|Scientific Name:||Birgus latro (Linnaeus, 1767)|
|Red List Category & Criteria:||Data Deficient ver 2.3|
|Previously published Red List assessments:|
|Range Description:||Widely distributed throughout the western Pacific and Indian Oceans, occurring almost exclusively on oceanic islands or on small offshore islets adjacent to large continental islands. (L. Eldredge. pers comm. 1996)|
Native:American Samoa; Australia; British Indian Ocean Territory; Christmas Island; Cook Islands; Fiji; French Polynesia; Guam; India; Indonesia; Japan; Kiribati; Malaysia; Marshall Islands; Micronesia, Federated States of ; Nauru; New Caledonia; Niue; Northern Mariana Islands; Palau; Papua New Guinea; Philippines; Samoa; Seychelles; Solomon Islands; Taiwan, Province of China; Tanzania, United Republic of; Thailand; Tokelau; Tonga; Tuvalu; Vanuatu
|Range Map:||Click here to open the map viewer and explore range.|
|Population:||The populations are reportedly quite large, with one of the largest populations being on Caroline Island.

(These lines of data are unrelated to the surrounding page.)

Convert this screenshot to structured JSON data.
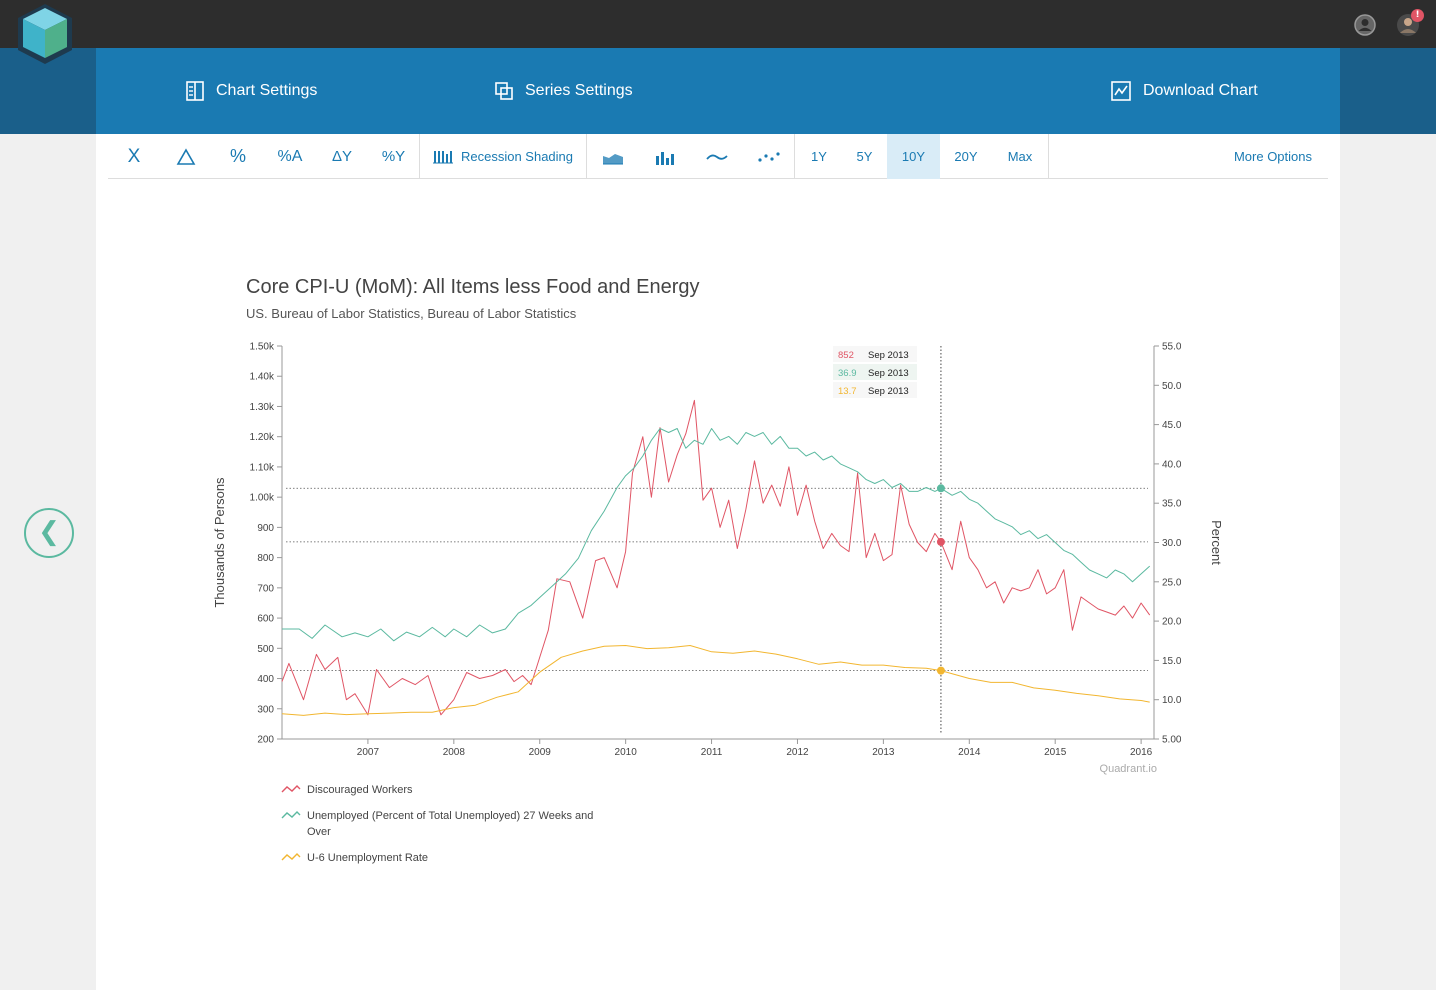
{
  "header": {
    "nav": {
      "chart_settings": "Chart Settings",
      "series_settings": "Series Settings",
      "download_chart": "Download Chart"
    },
    "notification_count": "!"
  },
  "toolbar": {
    "transforms": [
      "X",
      "Δ",
      "%",
      "%A",
      "ΔY",
      "%Y"
    ],
    "recession_shading": "Recession Shading",
    "periods": [
      "1Y",
      "5Y",
      "10Y",
      "20Y",
      "Max"
    ],
    "active_period": "10Y",
    "more_options": "More Options"
  },
  "chart": {
    "title": "Core CPI-U (MoM): All Items less Food and Energy",
    "subtitle": "US. Bureau of Labor Statistics, Bureau of Labor Statistics",
    "watermark": "Quadrant.io",
    "tooltip": [
      {
        "value": "852",
        "date": "Sep 2013",
        "color": "#e05565"
      },
      {
        "value": "36.9",
        "date": "Sep 2013",
        "color": "#5bb9a0"
      },
      {
        "value": "13.7",
        "date": "Sep 2013",
        "color": "#f2b630"
      }
    ]
  },
  "legend": [
    {
      "label": "Discouraged Workers",
      "color": "#e05565"
    },
    {
      "label": "Unemployed (Percent of Total Unemployed) 27 Weeks and Over",
      "color": "#5bb9a0"
    },
    {
      "label": "U-6 Unemployment Rate",
      "color": "#f2b630"
    }
  ],
  "chart_data": {
    "type": "line",
    "title": "Core CPI-U (MoM): All Items less Food and Energy",
    "subtitle": "US. Bureau of Labor Statistics, Bureau of Labor Statistics",
    "ylabel": "Thousands of Persons",
    "y2label": "Percent",
    "xlim": [
      2006.0,
      2016.15
    ],
    "ylim": [
      200,
      1500
    ],
    "y2lim": [
      5,
      55
    ],
    "x_ticks": [
      "2007",
      "2008",
      "2009",
      "2010",
      "2011",
      "2012",
      "2013",
      "2014",
      "2015",
      "2016"
    ],
    "y_ticks": [
      "200",
      "300",
      "400",
      "500",
      "600",
      "700",
      "800",
      "900",
      "1.00k",
      "1.10k",
      "1.20k",
      "1.30k",
      "1.40k",
      "1.50k"
    ],
    "y2_ticks": [
      "5.00",
      "10.0",
      "15.0",
      "20.0",
      "25.0",
      "30.0",
      "35.0",
      "40.0",
      "45.0",
      "50.0",
      "55.0"
    ],
    "grid": false,
    "legend_position": "bottom-left",
    "crosshair_x": 2013.67,
    "series": [
      {
        "name": "Discouraged Workers",
        "axis": "left",
        "color": "#e05565",
        "x": [
          2006.0,
          2006.08,
          2006.25,
          2006.4,
          2006.5,
          2006.65,
          2006.75,
          2006.85,
          2007.0,
          2007.1,
          2007.25,
          2007.4,
          2007.55,
          2007.7,
          2007.85,
          2008.0,
          2008.15,
          2008.3,
          2008.45,
          2008.6,
          2008.7,
          2008.8,
          2008.9,
          2009.0,
          2009.1,
          2009.2,
          2009.35,
          2009.5,
          2009.65,
          2009.75,
          2009.9,
          2010.0,
          2010.08,
          2010.2,
          2010.3,
          2010.4,
          2010.5,
          2010.6,
          2010.7,
          2010.8,
          2010.9,
          2011.0,
          2011.1,
          2011.2,
          2011.3,
          2011.4,
          2011.5,
          2011.6,
          2011.7,
          2011.8,
          2011.9,
          2012.0,
          2012.1,
          2012.2,
          2012.3,
          2012.4,
          2012.5,
          2012.6,
          2012.7,
          2012.8,
          2012.9,
          2013.0,
          2013.1,
          2013.2,
          2013.3,
          2013.4,
          2013.5,
          2013.6,
          2013.67,
          2013.8,
          2013.9,
          2014.0,
          2014.1,
          2014.2,
          2014.3,
          2014.4,
          2014.5,
          2014.6,
          2014.7,
          2014.8,
          2014.9,
          2015.0,
          2015.1,
          2015.2,
          2015.3,
          2015.4,
          2015.5,
          2015.6,
          2015.7,
          2015.8,
          2015.9,
          2016.0,
          2016.1
        ],
        "values": [
          390,
          450,
          330,
          480,
          430,
          470,
          330,
          350,
          280,
          430,
          370,
          400,
          380,
          410,
          280,
          330,
          420,
          400,
          410,
          430,
          390,
          410,
          380,
          470,
          560,
          730,
          720,
          600,
          790,
          800,
          700,
          820,
          1080,
          1200,
          1000,
          1230,
          1050,
          1140,
          1210,
          1320,
          990,
          1030,
          900,
          990,
          830,
          960,
          1120,
          980,
          1040,
          970,
          1100,
          940,
          1040,
          920,
          830,
          880,
          840,
          820,
          1080,
          800,
          880,
          790,
          810,
          1040,
          910,
          850,
          820,
          880,
          852,
          760,
          920,
          800,
          760,
          700,
          720,
          650,
          700,
          690,
          700,
          760,
          680,
          700,
          760,
          560,
          670,
          650,
          630,
          620,
          610,
          640,
          600,
          650,
          610
        ],
        "note": "approximate"
      },
      {
        "name": "Unemployed (Percent of Total Unemployed) 27 Weeks and Over",
        "axis": "right",
        "color": "#5bb9a0",
        "x": [
          2006.0,
          2006.2,
          2006.35,
          2006.5,
          2006.7,
          2006.85,
          2007.0,
          2007.15,
          2007.3,
          2007.45,
          2007.6,
          2007.75,
          2007.9,
          2008.0,
          2008.15,
          2008.3,
          2008.45,
          2008.6,
          2008.75,
          2008.9,
          2009.0,
          2009.15,
          2009.3,
          2009.45,
          2009.6,
          2009.75,
          2009.9,
          2010.0,
          2010.1,
          2010.2,
          2010.3,
          2010.4,
          2010.5,
          2010.6,
          2010.7,
          2010.8,
          2010.9,
          2011.0,
          2011.1,
          2011.2,
          2011.3,
          2011.4,
          2011.5,
          2011.6,
          2011.7,
          2011.8,
          2011.9,
          2012.0,
          2012.1,
          2012.2,
          2012.3,
          2012.4,
          2012.5,
          2012.6,
          2012.7,
          2012.8,
          2012.9,
          2013.0,
          2013.1,
          2013.2,
          2013.3,
          2013.4,
          2013.5,
          2013.6,
          2013.67,
          2013.8,
          2013.9,
          2014.0,
          2014.1,
          2014.2,
          2014.3,
          2014.4,
          2014.5,
          2014.6,
          2014.7,
          2014.8,
          2014.9,
          2015.0,
          2015.1,
          2015.2,
          2015.3,
          2015.4,
          2015.5,
          2015.6,
          2015.7,
          2015.8,
          2015.9,
          2016.0,
          2016.1
        ],
        "values": [
          19.0,
          19.0,
          17.8,
          19.5,
          18.0,
          18.5,
          18.0,
          19.0,
          17.5,
          18.6,
          18.0,
          19.2,
          18.0,
          19.0,
          18.0,
          19.5,
          18.5,
          19.0,
          21.0,
          22.0,
          23.0,
          24.5,
          26.0,
          28.0,
          31.5,
          34.0,
          37.0,
          38.5,
          39.5,
          41.0,
          43.0,
          44.5,
          44.0,
          44.5,
          42.0,
          43.0,
          42.5,
          44.5,
          43.0,
          43.5,
          42.5,
          44.0,
          43.5,
          44.0,
          42.5,
          43.5,
          42.0,
          42.0,
          41.0,
          41.5,
          40.5,
          41.0,
          40.0,
          39.5,
          39.0,
          38.0,
          37.5,
          38.0,
          37.0,
          37.5,
          36.5,
          36.5,
          37.0,
          36.5,
          36.9,
          36.0,
          36.5,
          35.5,
          35.0,
          34.0,
          33.0,
          32.5,
          32.0,
          31.0,
          31.5,
          30.5,
          31.0,
          30.0,
          29.0,
          28.5,
          27.5,
          26.5,
          26.0,
          25.5,
          26.5,
          26.0,
          25.0,
          26.0,
          27.0
        ],
        "note": "approximate"
      },
      {
        "name": "U-6 Unemployment Rate",
        "axis": "right",
        "color": "#f2b630",
        "x": [
          2006.0,
          2006.25,
          2006.5,
          2006.75,
          2007.0,
          2007.25,
          2007.5,
          2007.75,
          2008.0,
          2008.25,
          2008.5,
          2008.75,
          2009.0,
          2009.25,
          2009.5,
          2009.75,
          2010.0,
          2010.25,
          2010.5,
          2010.75,
          2011.0,
          2011.25,
          2011.5,
          2011.75,
          2012.0,
          2012.25,
          2012.5,
          2012.75,
          2013.0,
          2013.25,
          2013.5,
          2013.67,
          2014.0,
          2014.25,
          2014.5,
          2014.75,
          2015.0,
          2015.25,
          2015.5,
          2015.75,
          2016.0,
          2016.1
        ],
        "values": [
          8.2,
          8.0,
          8.3,
          8.1,
          8.2,
          8.3,
          8.4,
          8.4,
          9.0,
          9.3,
          10.3,
          11.0,
          13.5,
          15.4,
          16.2,
          16.8,
          16.9,
          16.5,
          16.6,
          16.9,
          16.1,
          15.9,
          16.2,
          15.8,
          15.2,
          14.5,
          14.8,
          14.4,
          14.4,
          14.1,
          14.0,
          13.7,
          12.7,
          12.2,
          12.2,
          11.5,
          11.2,
          10.8,
          10.5,
          10.1,
          9.9,
          9.7
        ],
        "note": "approximate"
      }
    ]
  }
}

It is believed that the coconut crab is quite common on some islands, but rather rare on others.|
|Habitat and Ecology:||Coconut crabs live alone in underground burrows and rock crevices. They dig their own burrows in sand or loose soil. During the day, the animal stays hidden, to protect itself from predators and reduce water loss from heat. They live almost exclusively on land, and some have been found up to 6 km from the ocean. |
Mating occurs near the sea. After this the female lives within 100 metres of the sea to regularly moisten herself with seawater. The young (as zoea) are spawned from the eggs into the water. The zoea takes 3-6 weeks to go through 4-5 zoea stages and form an ampbibious stage called a glaucothoe. The benthic, shrimplike glaucothoe finds a minute shell and after 3-4 weeks it migrates ashore. After about 4 weeks of living around the high tide mark, it transforms into a juvenile crab, which continues to use a gastropod shell for 1-2 years, and lives very secretively in burrows.
They are solitary and usually nocturnal, especially where human activity is frequent. They are omnivorous, commonly eating the fallen fruit of Pandanus and the Coconut Palm.
The Coconut Crab is esteemed as food. Unfortunately, it is easily over-harvested, because of its complex life-cycle and slow growth rate. Coastal development on many islands also reduces the natural habitat of the crab.
The juvenile coconut crab is vulnerable to introduced carnivores such as rats and pigs, and ants such as the yellow crazy ant.
|Conservation Actions:||The coconut crab is protected in some areas, with minimum sizes for taking and a protected breeding period.|
Baillie, J. and Groombridge, B. (eds). 1996. 1996 IUCN Red List of Threatened Animals. pp. 378. International Union for Conservation of Nature, Gland, Switzerland and Cambridge, UK.
Groombridge, B. (ed.). 1994. 1994 IUCN Red List of Threatened Animals. IUCN, Gland, Switzerland and Cambridge, UK.
IUCN. 1990. IUCN Red List of Threatened Animals. IUCN, Gland, Switzerland and Cambridge, UK.
Wells, S.M., Pyle, R.M. and Collins, N.M. (compilers) 1983. The IUCN Invertebrate Red Data Book. IUCN, Gland, Switzerland and Cambridge, UK.
|Citation:||Eldredge, L.G. 1996. Birgus latro. The IUCN Red List of Threatened Species 1996: e.T2811A9484078.Downloaded on 22 March 2018.|